◆ **What needs to be done**
Sift the material for lines containing "Contributor", and return them.
[[ Input, beginning ]]
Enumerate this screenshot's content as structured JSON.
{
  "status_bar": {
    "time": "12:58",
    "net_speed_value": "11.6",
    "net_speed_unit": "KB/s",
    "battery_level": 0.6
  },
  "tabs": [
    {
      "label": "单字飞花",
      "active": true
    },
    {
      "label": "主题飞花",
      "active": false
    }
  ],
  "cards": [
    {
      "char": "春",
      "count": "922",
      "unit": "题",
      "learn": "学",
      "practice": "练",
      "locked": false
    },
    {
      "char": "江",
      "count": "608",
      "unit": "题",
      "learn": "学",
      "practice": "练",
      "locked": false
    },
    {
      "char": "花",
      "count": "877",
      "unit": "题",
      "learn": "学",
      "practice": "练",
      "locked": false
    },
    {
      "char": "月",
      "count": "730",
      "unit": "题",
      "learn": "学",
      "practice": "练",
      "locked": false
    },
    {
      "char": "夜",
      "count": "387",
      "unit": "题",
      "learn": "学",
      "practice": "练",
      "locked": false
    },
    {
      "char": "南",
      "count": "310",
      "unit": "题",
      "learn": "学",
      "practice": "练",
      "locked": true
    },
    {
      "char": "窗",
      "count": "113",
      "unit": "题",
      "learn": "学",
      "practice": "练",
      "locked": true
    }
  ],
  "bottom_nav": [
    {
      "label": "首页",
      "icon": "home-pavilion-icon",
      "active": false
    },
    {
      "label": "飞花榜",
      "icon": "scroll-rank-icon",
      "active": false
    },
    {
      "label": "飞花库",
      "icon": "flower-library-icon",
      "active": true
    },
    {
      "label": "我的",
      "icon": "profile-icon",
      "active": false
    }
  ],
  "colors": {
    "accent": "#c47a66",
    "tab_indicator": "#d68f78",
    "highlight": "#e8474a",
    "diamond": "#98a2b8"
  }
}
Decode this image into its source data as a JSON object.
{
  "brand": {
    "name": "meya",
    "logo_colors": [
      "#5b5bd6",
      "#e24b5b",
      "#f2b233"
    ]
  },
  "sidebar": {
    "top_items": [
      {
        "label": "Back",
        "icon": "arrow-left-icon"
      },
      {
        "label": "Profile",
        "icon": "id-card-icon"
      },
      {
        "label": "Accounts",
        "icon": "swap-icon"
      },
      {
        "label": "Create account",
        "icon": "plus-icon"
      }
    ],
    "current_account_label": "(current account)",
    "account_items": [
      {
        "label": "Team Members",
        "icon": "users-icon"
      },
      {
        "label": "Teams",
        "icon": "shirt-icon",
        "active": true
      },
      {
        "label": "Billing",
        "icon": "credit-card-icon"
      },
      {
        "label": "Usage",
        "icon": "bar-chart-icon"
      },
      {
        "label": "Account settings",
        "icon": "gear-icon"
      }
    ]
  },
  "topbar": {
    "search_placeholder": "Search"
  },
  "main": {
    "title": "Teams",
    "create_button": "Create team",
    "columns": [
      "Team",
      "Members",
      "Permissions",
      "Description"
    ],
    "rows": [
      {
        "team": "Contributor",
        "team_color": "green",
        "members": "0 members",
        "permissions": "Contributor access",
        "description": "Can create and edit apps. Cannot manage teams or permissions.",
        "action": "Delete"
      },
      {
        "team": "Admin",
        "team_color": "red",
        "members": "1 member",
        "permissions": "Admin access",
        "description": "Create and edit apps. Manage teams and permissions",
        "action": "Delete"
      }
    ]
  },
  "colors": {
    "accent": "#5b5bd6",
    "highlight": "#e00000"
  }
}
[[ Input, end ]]
◆ **Exercise answer**
        "team": "Contributor",
        "permissions": "Contributor access",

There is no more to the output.